→ TASK ITEM
Would you please copy all of the data exactly, skipping the images?

Data about app and page elements

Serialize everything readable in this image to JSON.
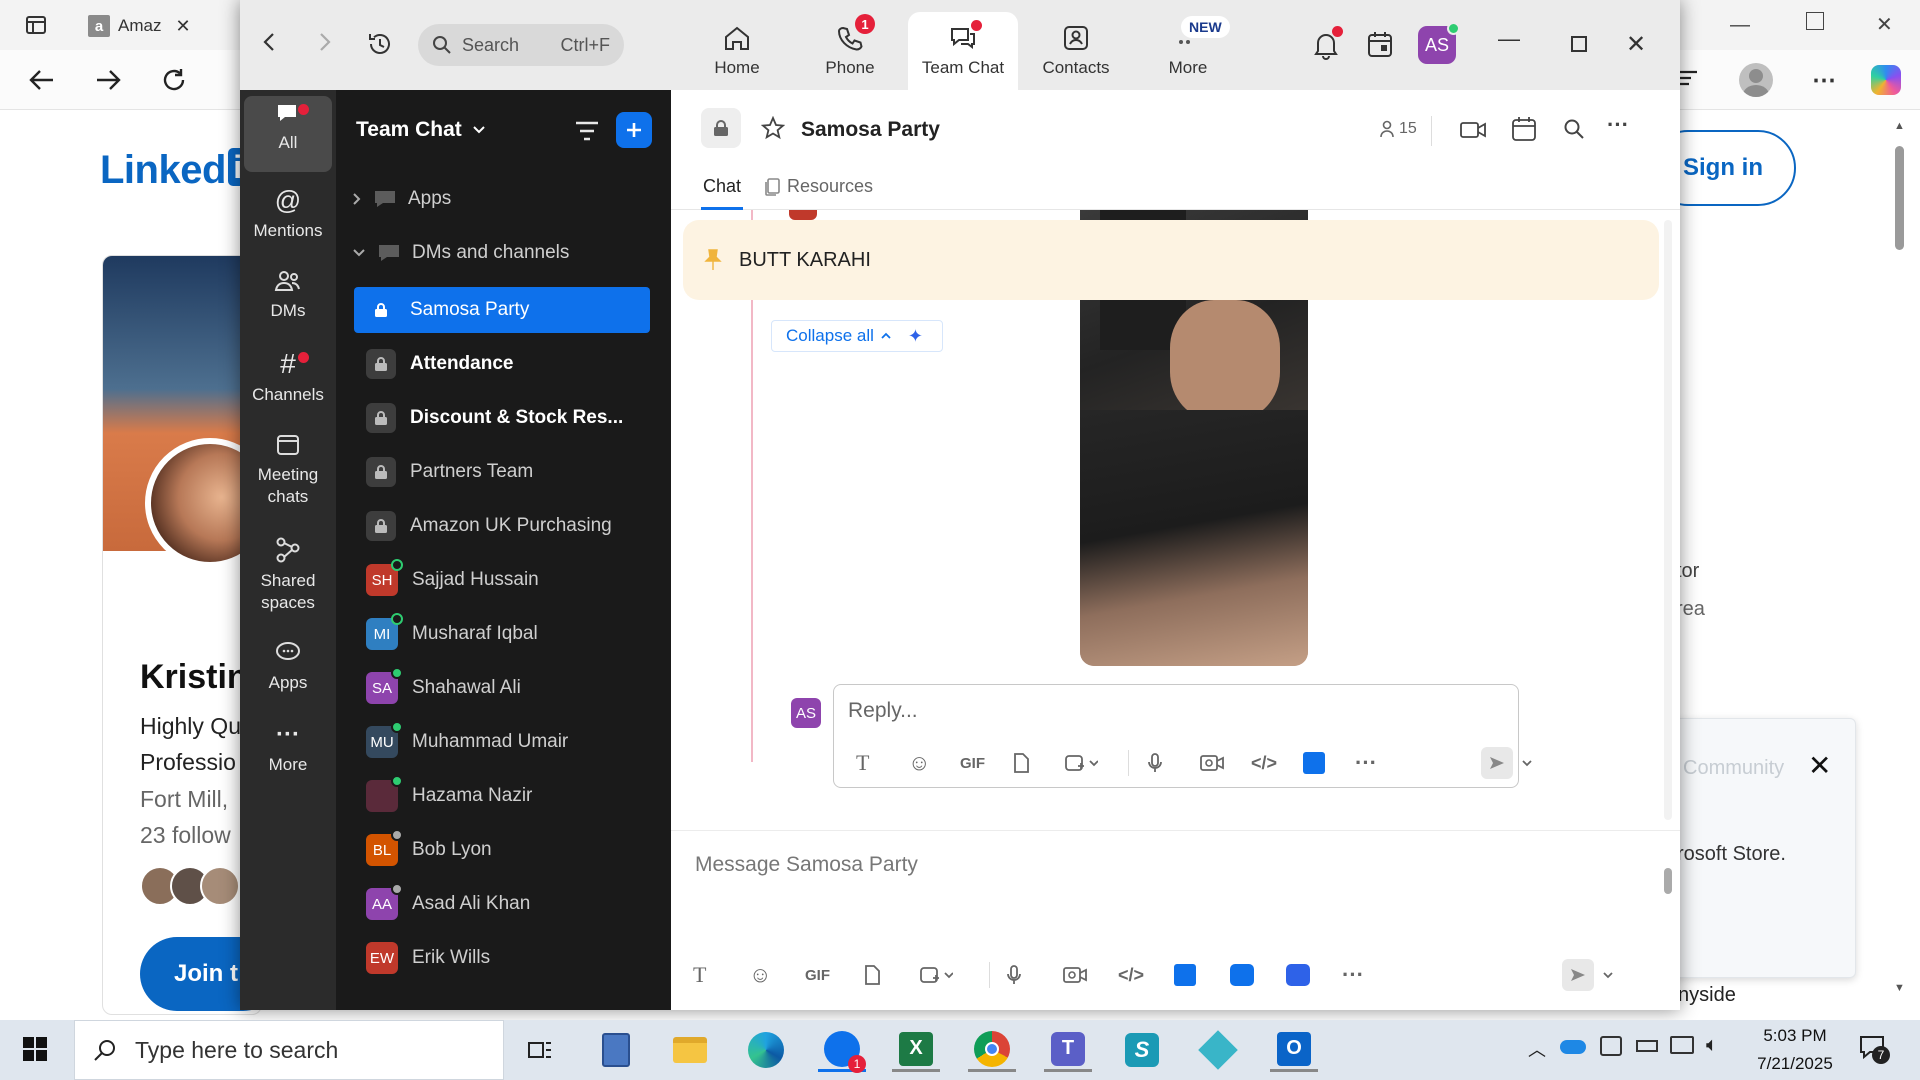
{
  "browser": {
    "tab_title": "Amaz",
    "page": {
      "logo": "Linked",
      "signin": "Sign in",
      "name": "Kristin",
      "headline1": "Highly Qu",
      "headline2": "Professio",
      "location": "Fort Mill,",
      "followers": "23 follow",
      "join": "Join t",
      "right1": "tor",
      "right2": "rea",
      "right3": "rosoft Store.",
      "right4": "nyside",
      "popup_text": "Community"
    }
  },
  "zoom": {
    "search_placeholder": "Search",
    "search_shortcut": "Ctrl+F",
    "nav": [
      {
        "label": "Home",
        "icon": "home-icon"
      },
      {
        "label": "Phone",
        "icon": "phone-icon",
        "badge": "1"
      },
      {
        "label": "Team Chat",
        "icon": "team-chat-icon"
      },
      {
        "label": "Contacts",
        "icon": "contacts-icon"
      },
      {
        "label": "More",
        "icon": "more-icon",
        "badge": "NEW"
      }
    ],
    "avatar_initials": "AS",
    "rail": [
      {
        "label": "All"
      },
      {
        "label": "Mentions"
      },
      {
        "label": "DMs"
      },
      {
        "label": "Channels"
      },
      {
        "label": "Meeting chats"
      },
      {
        "label": "Shared spaces"
      },
      {
        "label": "Apps"
      },
      {
        "label": "More"
      }
    ],
    "list": {
      "title": "Team Chat",
      "sections": [
        "Apps",
        "DMs and channels"
      ],
      "channels": [
        "Samosa Party",
        "Attendance",
        "Discount & Stock Res...",
        "Partners Team",
        "Amazon UK Purchasing"
      ],
      "dms": [
        {
          "initials": "SH",
          "name": "Sajjad Hussain",
          "color": "#c0392b"
        },
        {
          "initials": "MI",
          "name": "Musharaf Iqbal",
          "color": "#2f7fc1"
        },
        {
          "initials": "SA",
          "name": "Shahawal Ali",
          "color": "#8e44ad"
        },
        {
          "initials": "MU",
          "name": "Muhammad Umair",
          "color": "#34495e"
        },
        {
          "initials": "",
          "name": "Hazama Nazir",
          "color": "#5a2a3a"
        },
        {
          "initials": "BL",
          "name": "Bob Lyon",
          "color": "#d35400"
        },
        {
          "initials": "AA",
          "name": "Asad Ali Khan",
          "color": "#8e44ad"
        },
        {
          "initials": "EW",
          "name": "Erik Wills",
          "color": "#c0392b"
        }
      ]
    },
    "chat": {
      "title": "Samosa Party",
      "members": "15",
      "tabs": [
        "Chat",
        "Resources"
      ],
      "pinned": "BUTT KARAHI",
      "collapse": "Collapse all",
      "reply_placeholder": "Reply...",
      "reply_avatar": "AS",
      "message_placeholder": "Message Samosa Party",
      "gif": "GIF"
    }
  },
  "taskbar": {
    "search_placeholder": "Type here to search",
    "time": "5:03 PM",
    "date": "7/21/2025",
    "notif_count": "7",
    "zoom_badge": "1"
  }
}
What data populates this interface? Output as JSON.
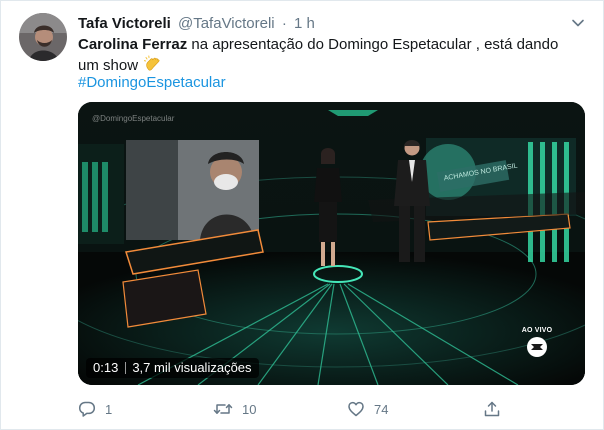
{
  "tweet": {
    "display_name": "Tafa Victoreli",
    "handle": "@TafaVictoreli",
    "separator": "·",
    "time": "1 h",
    "text_bold": "Carolina Ferraz",
    "text_rest": " na apresentação do Domingo Espetacular , está dando um show",
    "emoji": "clapping-hands",
    "hashtag": "#DomingoEspetacular"
  },
  "media": {
    "watermark": "@DomingoEspetacular",
    "screen_text": "ACHAMOS NO BRASIL",
    "live_label": "AO VIVO",
    "elapsed": "0:13",
    "views": "3,7 mil visualizações"
  },
  "actions": {
    "reply_count": "1",
    "retweet_count": "10",
    "like_count": "74"
  },
  "icons": {
    "menu": "chevron-down-icon",
    "reply": "reply-icon",
    "retweet": "retweet-icon",
    "like": "heart-icon",
    "share": "share-icon"
  },
  "colors": {
    "text": "#14171a",
    "secondary": "#657786",
    "link": "#1b95e0",
    "studio_green": "#3fe0b0"
  }
}
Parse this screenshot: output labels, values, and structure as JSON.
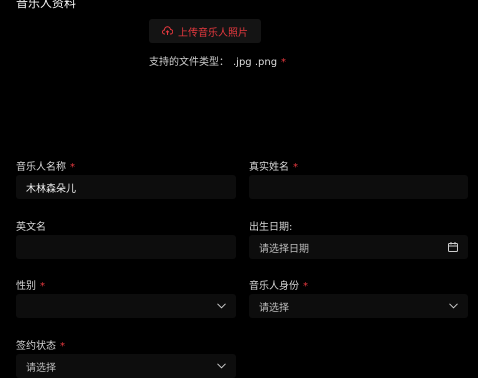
{
  "page": {
    "title": "音乐人资料"
  },
  "upload": {
    "button_label": "上传音乐人照片",
    "file_types_label": "支持的文件类型：",
    "file_types_value": ".jpg .png",
    "required_mark": "*"
  },
  "form": {
    "required_mark": "*",
    "artist_name": {
      "label": "音乐人名称",
      "value": "木林森朵儿",
      "required": true
    },
    "real_name": {
      "label": "真实姓名",
      "value": "",
      "required": true
    },
    "english_name": {
      "label": "英文名",
      "value": "",
      "required": false
    },
    "birth_date": {
      "label": "出生日期:",
      "placeholder": "请选择日期",
      "required": false
    },
    "gender": {
      "label": "性别",
      "value": "",
      "required": true
    },
    "artist_identity": {
      "label": "音乐人身份",
      "placeholder": "请选择",
      "required": true
    },
    "contract_status": {
      "label": "签约状态",
      "placeholder": "请选择",
      "required": true
    }
  },
  "icons": {
    "upload": "upload-cloud-icon",
    "calendar": "calendar-icon",
    "dropdown": "chevron-down-icon"
  },
  "colors": {
    "background": "#000000",
    "accent_red": "#e8393f",
    "field_background": "#0d0d0d"
  }
}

→ RESULT
Serialize everything readable in this image to JSON.
{
  "browser": {
    "tab_title": "Amaz",
    "page": {
      "logo": "Linked",
      "signin": "Sign in",
      "name": "Kristin",
      "headline1": "Highly Qu",
      "headline2": "Professio",
      "location": "Fort Mill,",
      "followers": "23 follow",
      "join": "Join t",
      "right1": "tor",
      "right2": "rea",
      "right3": "rosoft Store.",
      "right4": "nyside",
      "popup_text": "Community"
    }
  },
  "zoom": {
    "search_placeholder": "Search",
    "search_shortcut": "Ctrl+F",
    "nav": [
      {
        "label": "Home",
        "icon": "home-icon"
      },
      {
        "label": "Phone",
        "icon": "phone-icon",
        "badge": "1"
      },
      {
        "label": "Team Chat",
        "icon": "team-chat-icon"
      },
      {
        "label": "Contacts",
        "icon": "contacts-icon"
      },
      {
        "label": "More",
        "icon": "more-icon",
        "badge": "NEW"
      }
    ],
    "avatar_initials": "AS",
    "rail": [
      {
        "label": "All"
      },
      {
        "label": "Mentions"
      },
      {
        "label": "DMs"
      },
      {
        "label": "Channels"
      },
      {
        "label": "Meeting chats"
      },
      {
        "label": "Shared spaces"
      },
      {
        "label": "Apps"
      },
      {
        "label": "More"
      }
    ],
    "list": {
      "title": "Team Chat",
      "sections": [
        "Apps",
        "DMs and channels"
      ],
      "channels": [
        "Samosa Party",
        "Attendance",
        "Discount & Stock Res...",
        "Partners Team",
        "Amazon UK Purchasing"
      ],
      "dms": [
        {
          "initials": "SH",
          "name": "Sajjad Hussain",
          "color": "#c0392b"
        },
        {
          "initials": "MI",
          "name": "Musharaf Iqbal",
          "color": "#2f7fc1"
        },
        {
          "initials": "SA",
          "name": "Shahawal Ali",
          "color": "#8e44ad"
        },
        {
          "initials": "MU",
          "name": "Muhammad Umair",
          "color": "#34495e"
        },
        {
          "initials": "",
          "name": "Hazama Nazir",
          "color": "#5a2a3a"
        },
        {
          "initials": "BL",
          "name": "Bob Lyon",
          "color": "#d35400"
        },
        {
          "initials": "AA",
          "name": "Asad Ali Khan",
          "color": "#8e44ad"
        },
        {
          "initials": "EW",
          "name": "Erik Wills",
          "color": "#c0392b"
        }
      ]
    },
    "chat": {
      "title": "Samosa Party",
      "members": "15",
      "tabs": [
        "Chat",
        "Resources"
      ],
      "pinned": "BUTT KARAHI",
      "collapse": "Collapse all",
      "reply_placeholder": "Reply...",
      "reply_avatar": "AS",
      "message_placeholder": "Message Samosa Party",
      "gif": "GIF"
    }
  },
  "taskbar": {
    "search_placeholder": "Type here to search",
    "time": "5:03 PM",
    "date": "7/21/2025",
    "notif_count": "7",
    "zoom_badge": "1"
  }
}
What data populates this interface? Output as JSON.
{
  "tweet": {
    "display_name": "Tafa Victoreli",
    "handle": "@TafaVictoreli",
    "separator": "·",
    "time": "1 h",
    "text_bold": "Carolina Ferraz",
    "text_rest": " na apresentação do Domingo Espetacular , está dando um show",
    "emoji": "clapping-hands",
    "hashtag": "#DomingoEspetacular"
  },
  "media": {
    "watermark": "@DomingoEspetacular",
    "screen_text": "ACHAMOS NO BRASIL",
    "live_label": "AO VIVO",
    "elapsed": "0:13",
    "views": "3,7 mil visualizações"
  },
  "actions": {
    "reply_count": "1",
    "retweet_count": "10",
    "like_count": "74"
  },
  "icons": {
    "menu": "chevron-down-icon",
    "reply": "reply-icon",
    "retweet": "retweet-icon",
    "like": "heart-icon",
    "share": "share-icon"
  },
  "colors": {
    "text": "#14171a",
    "secondary": "#657786",
    "link": "#1b95e0",
    "studio_green": "#3fe0b0"
  }
}
Parse this screenshot: output labels, values, and structure as JSON.
{
  "page": {
    "title": "音乐人资料"
  },
  "upload": {
    "button_label": "上传音乐人照片",
    "file_types_label": "支持的文件类型：",
    "file_types_value": ".jpg .png",
    "required_mark": "*"
  },
  "form": {
    "required_mark": "*",
    "artist_name": {
      "label": "音乐人名称",
      "value": "木林森朵儿",
      "required": true
    },
    "real_name": {
      "label": "真实姓名",
      "value": "",
      "required": true
    },
    "english_name": {
      "label": "英文名",
      "value": "",
      "required": false
    },
    "birth_date": {
      "label": "出生日期:",
      "placeholder": "请选择日期",
      "required": false
    },
    "gender": {
      "label": "性别",
      "value": "",
      "required": true
    },
    "artist_identity": {
      "label": "音乐人身份",
      "placeholder": "请选择",
      "required": true
    },
    "contract_status": {
      "label": "签约状态",
      "placeholder": "请选择",
      "required": true
    }
  },
  "icons": {
    "upload": "upload-cloud-icon",
    "calendar": "calendar-icon",
    "dropdown": "chevron-down-icon"
  },
  "colors": {
    "background": "#000000",
    "accent_red": "#e8393f",
    "field_background": "#0d0d0d"
  }
}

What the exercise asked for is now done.